Chairpersons interviewed on presidential search, salaries

Students protested outside of the Community Center on the afternoon of Saturday, Feb. 22, while the board of trustees met inside to vote on various business matters of Guilford College.

The protestors’ message: our faculty pay issues must be addressed. There is no way, the signs said, that Guilford’s professors should be ranked dead last among peer colleges.

During a break, some trustees trickled out and engaged students in conversation before they were called back in to vote on matters that affect students.

Regardless of unhappy students or underpaid faculty, the band played on.

The trustees gave the green light for administrators to figure out what would need to be cut should enrollment meet a bare minimum requirement. During the last round of reductions, several adjunct and staff positions were cut.

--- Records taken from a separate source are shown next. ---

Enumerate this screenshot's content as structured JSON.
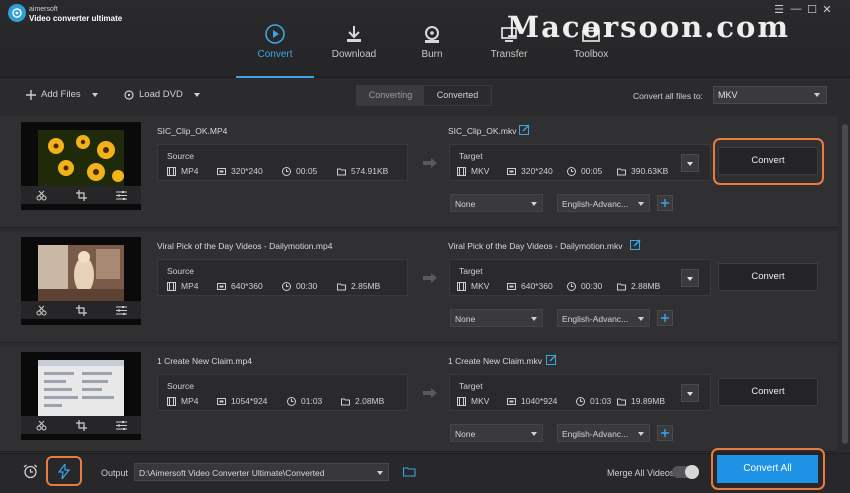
{
  "app": {
    "brand_small": "aimersoft",
    "brand_big": "Video converter ultimate",
    "watermark": "Macorsoon.com"
  },
  "window_controls": [
    "☰",
    "—",
    "☐",
    "✕"
  ],
  "nav": [
    {
      "label": "Convert",
      "icon": "convert-icon",
      "active": true
    },
    {
      "label": "Download",
      "icon": "download-icon",
      "active": false
    },
    {
      "label": "Burn",
      "icon": "burn-icon",
      "active": false
    },
    {
      "label": "Transfer",
      "icon": "transfer-icon",
      "active": false
    },
    {
      "label": "Toolbox",
      "icon": "toolbox-icon",
      "active": false
    }
  ],
  "toolbar": {
    "add_files": "Add Files",
    "load_dvd": "Load DVD",
    "tab_converting": "Converting",
    "tab_converted": "Converted",
    "convert_all_label": "Convert all files to:",
    "format_value": "MKV"
  },
  "items": [
    {
      "source_name": "SIC_Clip_OK.MP4",
      "target_name": "SIC_Clip_OK.mkv",
      "source": {
        "label": "Source",
        "format": "MP4",
        "resolution": "320*240",
        "duration": "00:05",
        "size": "574.91KB"
      },
      "target": {
        "label": "Target",
        "format": "MKV",
        "resolution": "320*240",
        "duration": "00:05",
        "size": "390.63KB"
      },
      "subtitle": "None",
      "audio": "English-Advanc...",
      "button": "Convert",
      "highlighted": true
    },
    {
      "source_name": "Viral Pick of the Day Videos - Dailymotion.mp4",
      "target_name": "Viral Pick of the Day Videos - Dailymotion.mkv",
      "source": {
        "label": "Source",
        "format": "MP4",
        "resolution": "640*360",
        "duration": "00:30",
        "size": "2.85MB"
      },
      "target": {
        "label": "Target",
        "format": "MKV",
        "resolution": "640*360",
        "duration": "00:30",
        "size": "2.88MB"
      },
      "subtitle": "None",
      "audio": "English-Advanc...",
      "button": "Convert",
      "highlighted": false
    },
    {
      "source_name": "1 Create New Claim.mp4",
      "target_name": "1 Create New Claim.mkv",
      "source": {
        "label": "Source",
        "format": "MP4",
        "resolution": "1054*924",
        "duration": "01:03",
        "size": "2.08MB"
      },
      "target": {
        "label": "Target",
        "format": "MKV",
        "resolution": "1040*924",
        "duration": "01:03",
        "size": "19.89MB"
      },
      "subtitle": "None",
      "audio": "English-Advanc...",
      "button": "Convert",
      "highlighted": false
    }
  ],
  "bottom": {
    "output_label": "Output",
    "output_path": "D:\\Aimersoft Video Converter Ultimate\\Converted",
    "merge_label": "Merge All Videos",
    "convert_all": "Convert All"
  },
  "colors": {
    "accent": "#3aa6e4",
    "highlight": "#ea7b3f",
    "convert_all_bg": "#1e93e6"
  }
}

The Board also confirmed the tenure of two professors and raised tuition and room and board by three percent. Additionally, at the request of the CCE SGA, student activity fee for the adult population was raised by $15.

According to the Vice President for Finance Greg Bursavich, the amount and percentage of any salary adjustments will depend on the actual enrollment in Fall 2014 and the enrollment anticipated for Spring 2015.

So for now, where finances and layoffs are concerned, much is still up in the air.

Following the meeting, Chairperson of the Board of Trustees Joseph M. Bryan Jr. and Chairperson of the Presidential Search Committee Carole Bruce sat down with The Guilfordian for a brief Q&A.

Q: What can you tell me about pay inequality? You have read The Guilfordian and can agree, I’m sure, that faculty are an important part of this institution — why is it that we are dead last among our peers? 

Bryan Jr.: I have no intention of going out and talking to (the protestors). The board has been made aware that salaries are the first priority in the worse case. This is really not a board issue. This is something we entrust to the administration of the College. The budget committee recommends to the president, and he in turn makes his recommendations to us.

Bruce:  Faculty is our biggest cost. If we budget deficits in order to raise salaries, we will eventually run out of money. You have to remember that we have been contending with the $2.5 million in funding cuts. That is a lot of money to lose.

Bryan Jr.: There have been many small liberal arts colleges that have gone belly up. That is what we are trying to avoid here. Higher education all over is facing financial issues.

Q: What can you tell me about the presidential search? 

Bruce: I think the entire board is very satisfied with the applicants. We have over 92 very qualified professionals to choose from.

Q: Can you clarify what “qualified” means? 

Bruce: The applicants have read what the community is looking for, and not only understand, but also are enthusiastic about the ethos of the College. Our next president will value the Quaker values of the College, its testimony, programs such as Principled Problem Solving; and the person accepting the position will have a full understanding of Guilford. I should also add that the board approved a hybrid interviewing process should it be requested. I speak for the entire board when I say it is only if needed.

We would essentially create a small proxy group for the various college constituencies (students, faculty, staff, alumni, board of visitors) sworn to confidentiality to interview the finalist candidates along with the trustees.

Bryan Jr.: We are pushing for open interviews. The hybrid interviewing would only be done if it were impossible to interview otherwise. We want the process to be as open as possible.